This means avoiding any activities that worsen your ankle sprain symptoms but getting started with early protected ankle movement. This can help reduce ankle swelling and stiffness, help promote healing, and prevent re-injury.
PRICE (Protect, Rest, Ice, Compression, and Elevation)
PRICE is a standard treatment protocol used for ankle sprains and other acute injuries.
Although there is conflicting evidence about its use, the main aim of the PRICE protocol is to reduce pain and swelling in the first few days after your ankle sprain.
Ankle braces or taping are often used for ankle sprains. They help support your ankle joint and can take some of the pressure off the injured ligaments while you heal.
Braces and tape are usually preferred over ankle casts because they allow protected movement.
Although there’s still debate over the best type, semi-rigid ankle braces are generally thought to be the most effective support for ankle sprains.

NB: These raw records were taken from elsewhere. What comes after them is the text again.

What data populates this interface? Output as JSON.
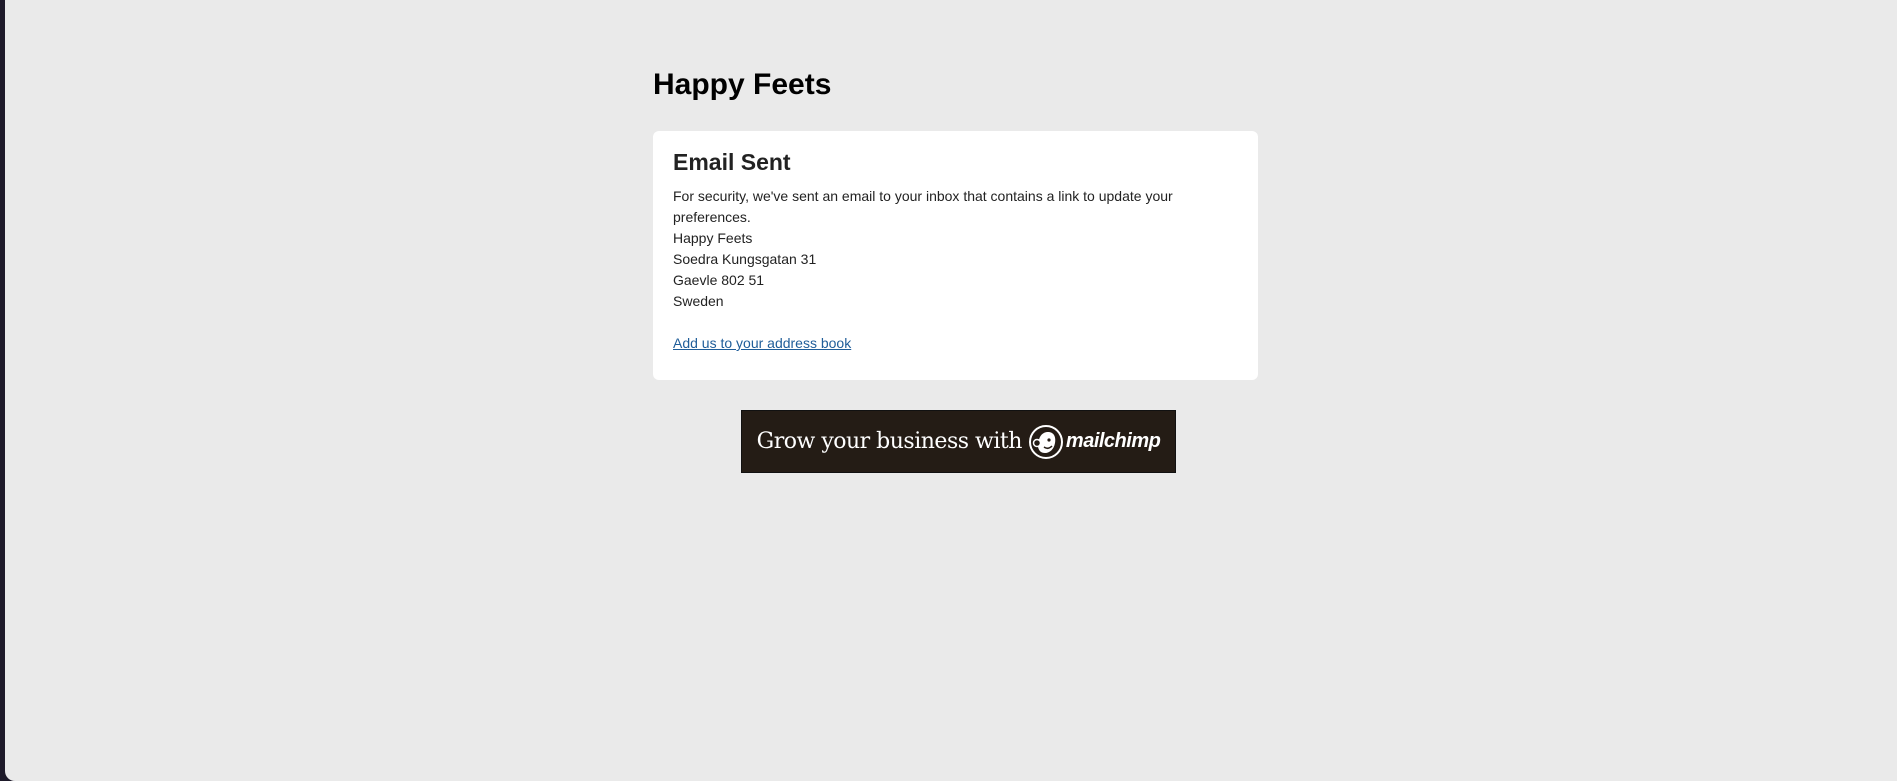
{
  "site": {
    "title": "Happy Feets"
  },
  "card": {
    "heading": "Email Sent",
    "message": "For security, we've sent an email to your inbox that contains a link to update your preferences.",
    "address": {
      "name": "Happy Feets",
      "street": "Soedra Kungsgatan 31",
      "city": "Gaevle 802 51",
      "country": "Sweden"
    },
    "address_book_link": "Add us to your address book"
  },
  "banner": {
    "tagline": "Grow your business with",
    "brand": "mailchimp",
    "logo_icon": "mailchimp-freddie-icon"
  },
  "colors": {
    "page_background": "#eaeaea",
    "card_background": "#ffffff",
    "link": "#1f5d99",
    "banner_background": "#241c15"
  }
}
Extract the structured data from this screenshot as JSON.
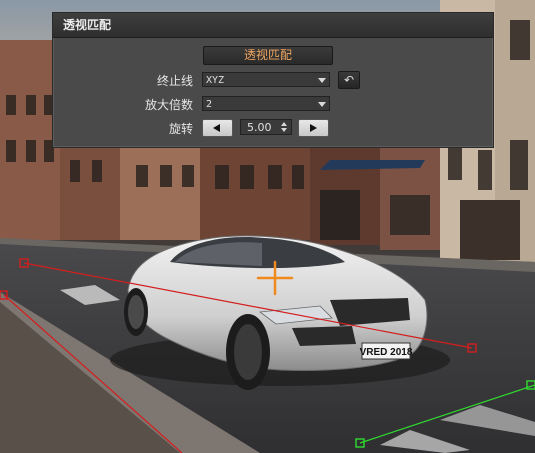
{
  "panel": {
    "title": "透视匹配",
    "match_button": "透视匹配",
    "vanishing_line": {
      "label": "终止线",
      "value": "XYZ"
    },
    "magnification": {
      "label": "放大倍数",
      "value": "2"
    },
    "rotation": {
      "label": "旋转",
      "value": "5.00"
    }
  },
  "scene": {
    "license_plate": "VRED 2018",
    "icons": {
      "reset": "undo-arrow-icon",
      "prev": "arrow-left-icon",
      "next": "arrow-right-icon"
    },
    "colors": {
      "red_line": "#d41e1e",
      "green_line": "#2fdc2f",
      "crosshair": "#f08a1e"
    }
  }
}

If you’re struggling to decide what type of brace to use, we’ve discussed the benefits of the different types of ankle braces and how to use them alongside your ankle sprain rehab here.
Ankle sprain exercises
Evidence suggests that you should start with exercises after an ankle sprain as soon as possible. But, these should be matched to your type of injury and the stage of healing you’re in. This can speed up your recovery, improve function, and help prevent re-injury.
The best rehabilitation program for ankle sprain
The main types of exercises to include in your program are:
The best rehabilitation program for a sprained ankle
Goals and milestones
The goal of rehabilitation is to return to all your regular activities without pain or the risk of re-injury. But, it’s important not to rush the process.
It’s best to have set milestones or targets to work towards before progressing to the different levels of your exercise program.
Progressing too quickly will only cause you to miss vital steps in your recovery, leading to setbacks or re-injury.
The Exakt Health app‘s ankle sprain program provides you with exercises and information you need to recover from an ankle sprain. It suggests what milestones you should reach before progressing your exercises and also includes a program that helps prevent re-injury.
When you’re not reaching your expected targets with ankle sprain exercises, joint mobilizations may be able to help boost your progress.
These are small movements applied (usually by a physical therapist) to your ankle joints that mimic their natural motion. They can help your ankle joints move better and free up more of your ankle range of motion.
Studies show that ankle joint mobilizations can relieve pain, reduce stiffness, and improve function after an ankle sprain. But, these effects are usually short-lived.
If you want to get the most out of their effects, research suggests you should combine joint mobilizations with exercises.
The best treatment for ankle sprains
Of all the treatments mentioned above, evidence suggests that starting progressive ankle sprain exercises early and using a brace is the most effective way to treat ankle sprains.
What to avoid when recovering from an ankle sprain?
NSAIDs (non-steroidal anti-inflammatory drugs) are often used for ankle sprains because they can help decrease pain and swelling.
Avoid anti-inflammatory medications
If you would like to learn more about how NSAIDs affect healing, we’ve discussed it in detail here.
Hopefully this article has helped you understand more about your ankle sprain, and the best way to treat and prevent it.
All that’s left for you to do is start.
If you’re unsure of where to start with your ankle sprain exercises, or how to progress them, our app is designed by specialist physical therapists to guide and support you through your entire rehabilitation process. With it, injury rehab is easier to stick to and more convenient than ever before.
Wishing you all the best for your recovery!